Mark Harris's foot-in-blog moment in which he posted that he was "offended" that he encountered a "Mexican" working in the American pavilion at Epcot before traveling to the Republican National Convention in nearby Tampa was just one of the oddball displays of tasteless conduct at the convention.
Earlier in the week, another attendee at the convention was ejected for throwing peanuts at a black woman working for a cable news network.
The comments come as the Republican Party tries to argue convincingly that voter ID legislation is not intended to disenfranchise urban and minorities who may be more likely to vote for Democrats and less likely to hold driver's licenses that would serve as suitable identification.
After the story was published, Harris posted a clarifying statement that gave little ground.
"I would say being offended may been too harsh, disappointed or dismayed may have been a better choice of words," he wrote.
Monday, he submitted a letter to the editor in which he declined to apologize for the blog post and attacked his fellow Republicans who had criticized his comments.
Harris just does not get it.
There is history here worth acknowledging. There is no love lost between Mark and Irene Harris and the Snyder County commissioners Malcolm Derk and Joe Kantz.
The Harrises and the commissioners represent dueling factions of the county's Republican Party generally engaged in squabbles of little interest to the general public. It is possible that if any member of the GOP had made the comments, Kantz and Derk may have been just as vociferous in their criticism. Whether the commissioners relished the opportunity to attack Harris is beside the point. Harris' comments were an embarrassment to the Republican Party and to Snyder County. His defiant refusal to acknowledge his misstep indicates the problem was no momentary lapse in judgment.
Small-minded nativism should not belong in the party of Lincoln.
This is no matter of right-left ideological divide, it is a matter of common decency. If Harris does not understand that, he has no place representing a major political party.

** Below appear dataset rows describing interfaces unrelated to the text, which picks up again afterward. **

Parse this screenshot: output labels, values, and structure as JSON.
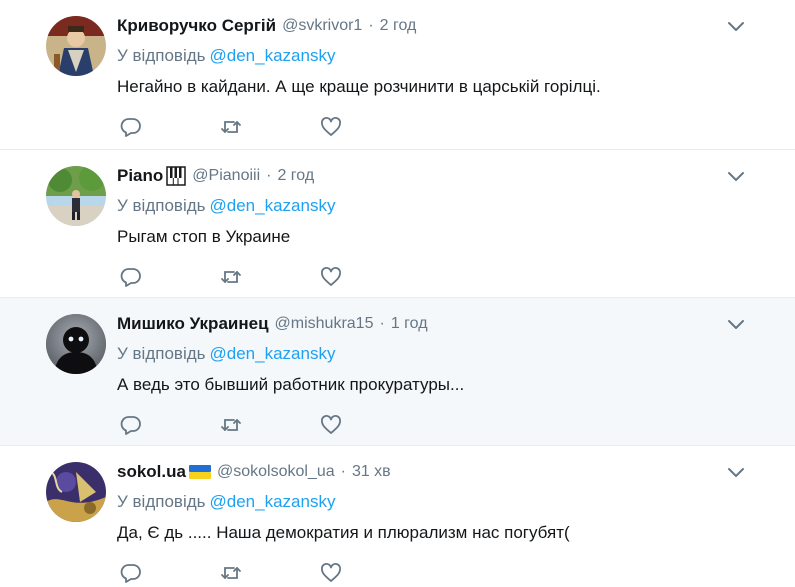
{
  "reply_prefix": "У відповідь",
  "colors": {
    "accent": "#1da1f2",
    "muted": "#657786",
    "text": "#14171a",
    "highlight_bg": "#f5f8fa"
  },
  "tweets": [
    {
      "name": "Криворучко Сергій",
      "handle": "@svkrivor1",
      "separator": "·",
      "time": "2 год",
      "mention": "@den_kazansky",
      "text": "Негайно в кайдани. А ще краще розчинити в царській горілці.",
      "badge_icon": "",
      "avatar_icon": "painted-portrait-avatar"
    },
    {
      "name": "Piano",
      "handle": "@Pianoiii",
      "separator": "·",
      "time": "2 год",
      "mention": "@den_kazansky",
      "text": "Рыгам стоп в Украине",
      "badge_icon": "piano-keys-emoji",
      "avatar_icon": "outdoor-photo-avatar"
    },
    {
      "name": "Мишико Украинец",
      "handle": "@mishukra15",
      "separator": "·",
      "time": "1 год",
      "mention": "@den_kazansky",
      "text": "А ведь это бывший работник прокуратуры...",
      "badge_icon": "",
      "avatar_icon": "dark-figure-avatar"
    },
    {
      "name": "sokol.ua",
      "handle": "@sokolsokol_ua",
      "separator": "·",
      "time": "31 хв",
      "mention": "@den_kazansky",
      "text": "Да, Є   дь ..... Наша демократия и плюрализм нас погубят(",
      "badge_icon": "ukraine-flag-emoji",
      "avatar_icon": "abstract-art-avatar"
    }
  ]
}
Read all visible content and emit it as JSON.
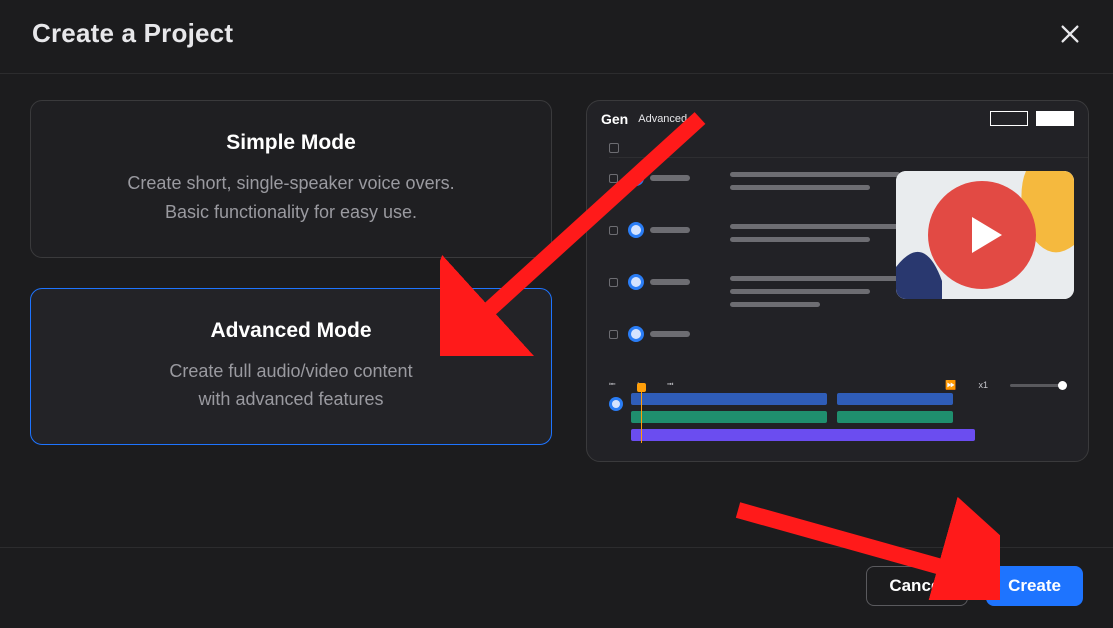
{
  "header": {
    "title": "Create a Project"
  },
  "modes": {
    "simple": {
      "title": "Simple Mode",
      "desc_l1": "Create short, single-speaker voice overs.",
      "desc_l2": "Basic functionality for easy use."
    },
    "advanced": {
      "title": "Advanced Mode",
      "desc_l1": "Create full audio/video content",
      "desc_l2": "with advanced features"
    }
  },
  "preview": {
    "brand_part1": "Gen",
    "mode_label": "Advanced",
    "transport_speed": "x1"
  },
  "footer": {
    "cancel": "Cancel",
    "create": "Create"
  }
}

Republicans ought to examine the way the party selects those who attend the national convention and otherwise represent the GOP.